The lesson of numbered classes is that everyone has a proper place in the pyramid and that there is no way out of your class except by number magic. Global economics does not speak to the public need for meaningful work, affordable housing, fulfilling education, adequate medical care, a clean environment, honest and accountable government, social and cultural renewal, or simple justice. Bad kids fight against this, of course, trying openly or covertly to make decisions for themselves about what they will learn. Bad kids fight this, of course, even though they lack the concepts to know what they are fighting, struggling to make decisions for themselves about what they will learn and when they will learn it. It is hardly an exaggeration to say that our entire economy depends upon this lesson being learned.

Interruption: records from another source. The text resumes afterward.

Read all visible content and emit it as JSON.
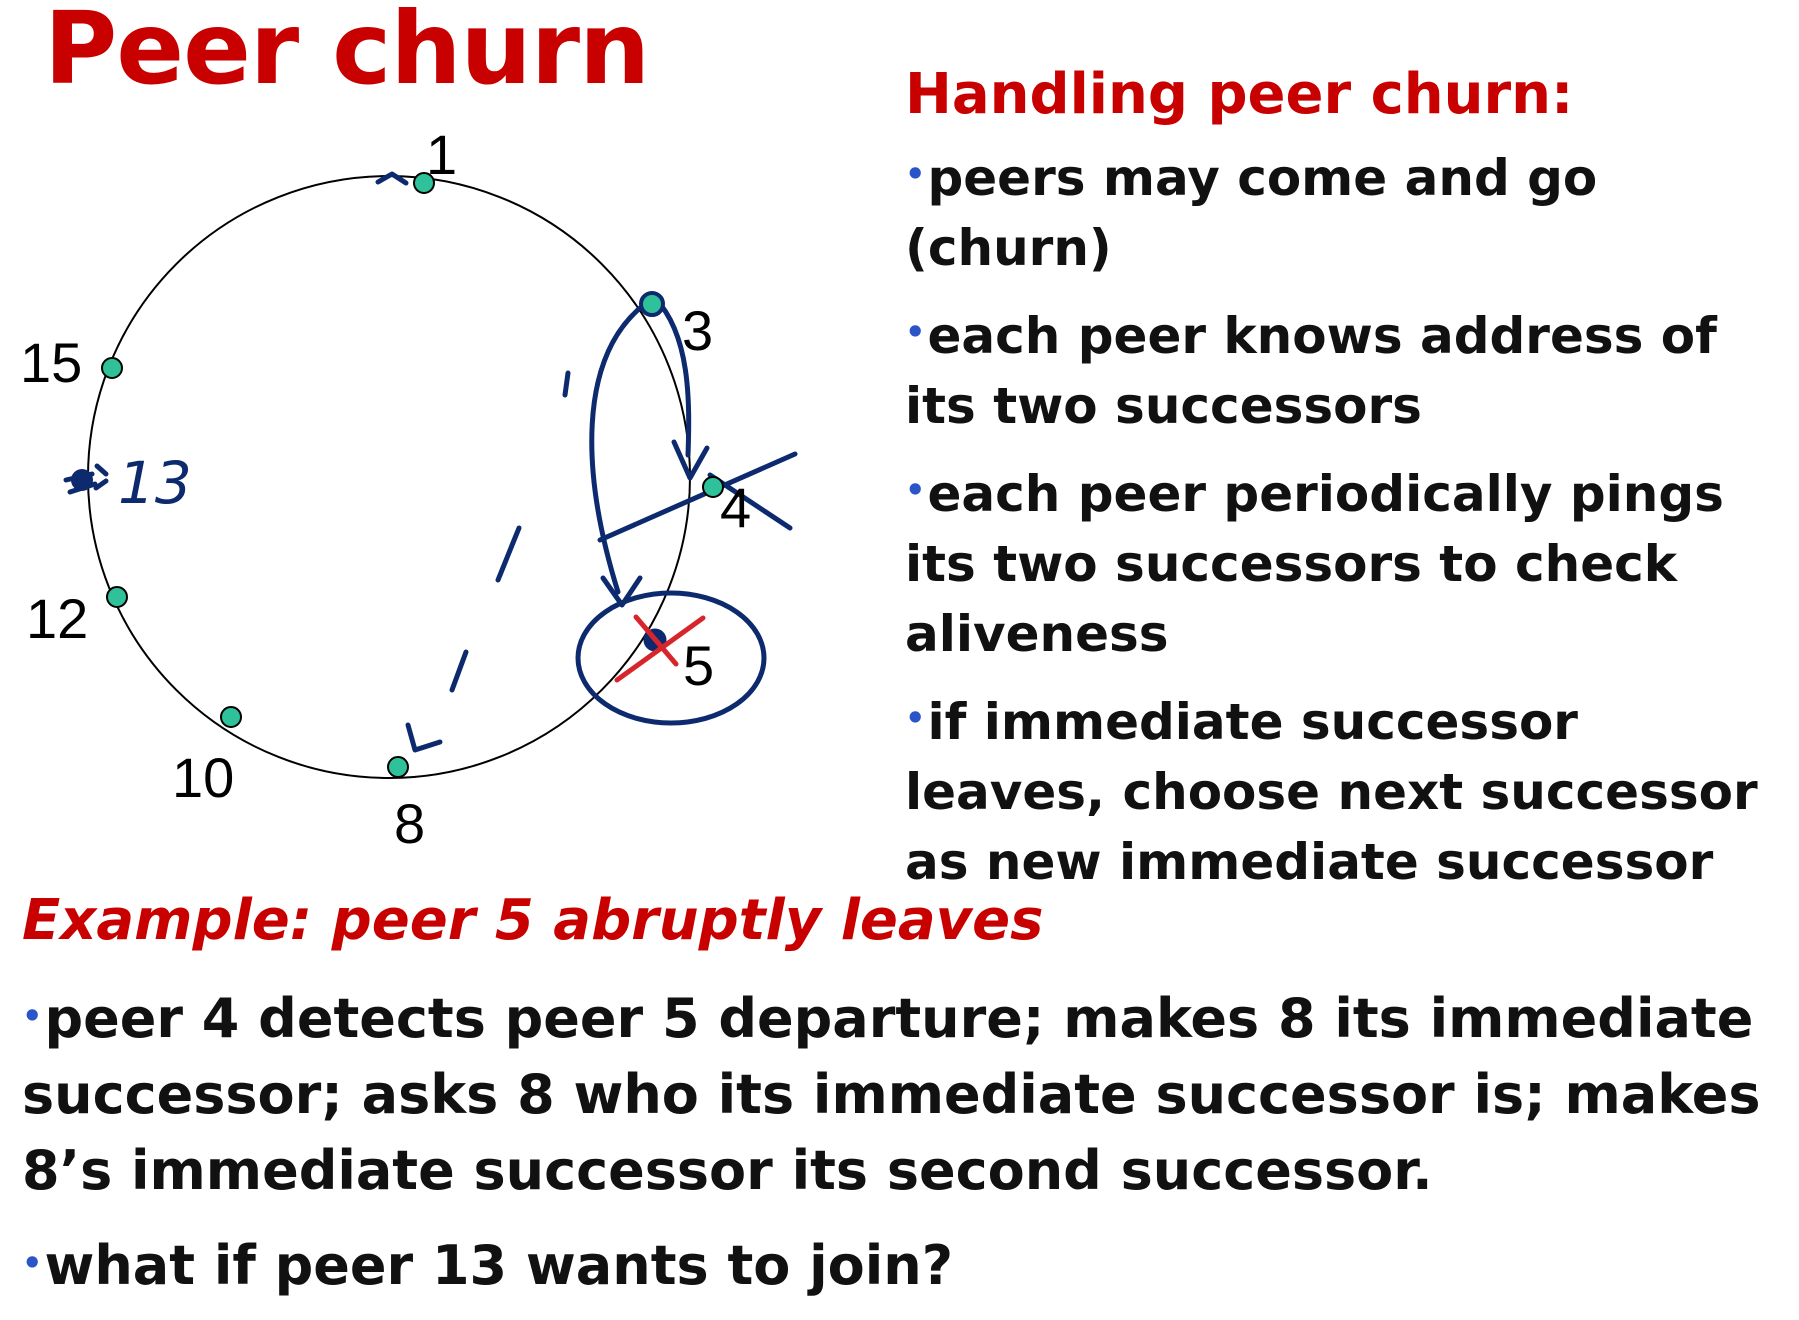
{
  "title": "Peer churn",
  "ring": {
    "nodes": [
      {
        "id": "1",
        "label": "1"
      },
      {
        "id": "3",
        "label": "3"
      },
      {
        "id": "4",
        "label": "4"
      },
      {
        "id": "5",
        "label": "5"
      },
      {
        "id": "8",
        "label": "8"
      },
      {
        "id": "10",
        "label": "10"
      },
      {
        "id": "12",
        "label": "12"
      },
      {
        "id": "15",
        "label": "15"
      }
    ],
    "handwritten_label": "13",
    "colors": {
      "node_fill": "#2fc29a",
      "annotation": "#0e2a6e",
      "cross": "#d7262b"
    }
  },
  "side_panel": {
    "heading": "Handling peer churn:",
    "bullets": [
      "peers may come and go (churn)",
      "each peer knows address of its two successors",
      "each peer periodically pings its two successors to check aliveness",
      "if immediate successor leaves, choose next successor as new immediate successor"
    ]
  },
  "example": {
    "heading": "Example: peer 5 abruptly leaves",
    "bullets": [
      "peer 4 detects peer 5 departure; makes 8 its immediate successor; asks 8 who its immediate successor is; makes 8’s immediate successor its second successor.",
      "what if peer 13 wants to join?"
    ]
  },
  "bullet_glyph": "•",
  "colors": {
    "title": "#c80000",
    "bullet_dot": "#2a55c9",
    "text": "#111111"
  }
}
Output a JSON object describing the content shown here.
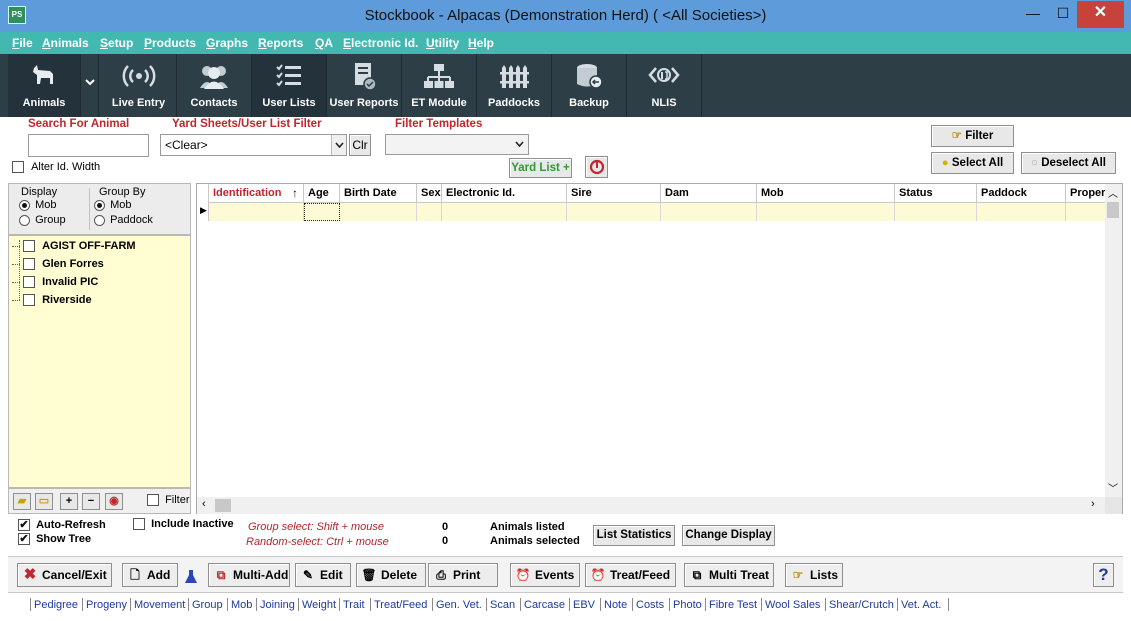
{
  "window": {
    "title": "Stockbook - Alpacas (Demonstration Herd) ( <All Societies>)",
    "icon_text": "PS",
    "min": "—",
    "max": "☐",
    "close": "✕"
  },
  "menu": [
    "File",
    "Animals",
    "Setup",
    "Products",
    "Graphs",
    "Reports",
    "QA",
    "Electronic Id.",
    "Utility",
    "Help"
  ],
  "toolbar": [
    {
      "label": "Animals",
      "icon": "alpaca-icon"
    },
    {
      "label": "Live Entry",
      "icon": "broadcast-icon"
    },
    {
      "label": "Contacts",
      "icon": "contacts-icon"
    },
    {
      "label": "User Lists",
      "icon": "checklist-icon"
    },
    {
      "label": "User Reports",
      "icon": "report-icon"
    },
    {
      "label": "ET Module",
      "icon": "hierarchy-icon"
    },
    {
      "label": "Paddocks",
      "icon": "fence-icon"
    },
    {
      "label": "Backup",
      "icon": "database-icon"
    },
    {
      "label": "NLIS",
      "icon": "nlis-icon"
    }
  ],
  "search": {
    "search_label": "Search For Animal",
    "search_value": "",
    "alter_id_label": "Alter Id. Width",
    "yard_label": "Yard Sheets/User List Filter",
    "yard_value": "<Clear>",
    "clr_label": "Clr",
    "templates_label": "Filter Templates",
    "templates_value": "",
    "yard_list_label": "Yard List +"
  },
  "right_buttons": {
    "filter": "Filter",
    "select_all": "Select All",
    "deselect_all": "Deselect All"
  },
  "display": {
    "display_label": "Display",
    "mob": "Mob",
    "group": "Group",
    "group_by_label": "Group By",
    "gb_mob": "Mob",
    "gb_paddock": "Paddock"
  },
  "tree": [
    "AGIST OFF-FARM",
    "Glen Forres",
    "Invalid PIC",
    "Riverside"
  ],
  "tree_tools": {
    "filter_label": "Filter"
  },
  "grid": {
    "sort_arrow": "↑",
    "columns": [
      "Identification",
      "Age",
      "Birth Date",
      "Sex",
      "Electronic Id.",
      "Sire",
      "Dam",
      "Mob",
      "Status",
      "Paddock",
      "Proper"
    ]
  },
  "status": {
    "auto_refresh": "Auto-Refresh",
    "show_tree": "Show Tree",
    "include_inactive": "Include Inactive",
    "group_select": "Group select: Shift + mouse",
    "random_select": "Random-select: Ctrl + mouse",
    "listed_count": "0",
    "selected_count": "0",
    "animals_listed": "Animals listed",
    "animals_selected": "Animals selected",
    "list_statistics": "List Statistics",
    "change_display": "Change Display"
  },
  "actions": {
    "cancel_exit": "Cancel/Exit",
    "add": "Add",
    "multi_add": "Multi-Add",
    "edit": "Edit",
    "delete": "Delete",
    "print": "Print",
    "events": "Events",
    "treat_feed": "Treat/Feed",
    "multi_treat": "Multi Treat",
    "lists": "Lists",
    "help": "?"
  },
  "links": [
    "Pedigree",
    "Progeny",
    "Movement",
    "Group",
    "Mob",
    "Joining",
    "Weight",
    "Trait",
    "Treat/Feed",
    "Gen. Vet.",
    "Scan",
    "Carcase",
    "EBV",
    "Note",
    "Costs",
    "Photo",
    "Fibre Test",
    "Wool Sales",
    "Shear/Crutch",
    "Vet. Act."
  ],
  "colors": {
    "titlebar": "#5e9bdb",
    "menubar": "#43b8b1",
    "toolbar": "#2d3e47",
    "label_red": "#c0262d",
    "row_yellow": "#fdfbd5"
  }
}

Sometimes free will appears right in front of me in children angry, depressed or exhilarated by things outside my ken. CONFUSION A lady named Kathy wrote this to me from Dubois, Indiana the other day: "What big ideas are important to little kids? With lessons like the ones I teach day after day, is it any wonder we have the national crisis we face today? The current debate about whether we should have a national curriculum is phony. CLASS POSITION The second lesson I teach is class position. The trick is to wait until someone asks and then move fast while the mood is on. Fortunately the children have no words to define the panic and anger they feel at constant violations of natural order and sequence fobbed off on them as quality in education. Young people indifferent to the adult world and to the future; indifferent to almost everything except the diversion of toys and violence? By stars and red checks, smiles and frowns, prizes, honors and disgraces I teach kids to surrender their will to the predestined chain of command.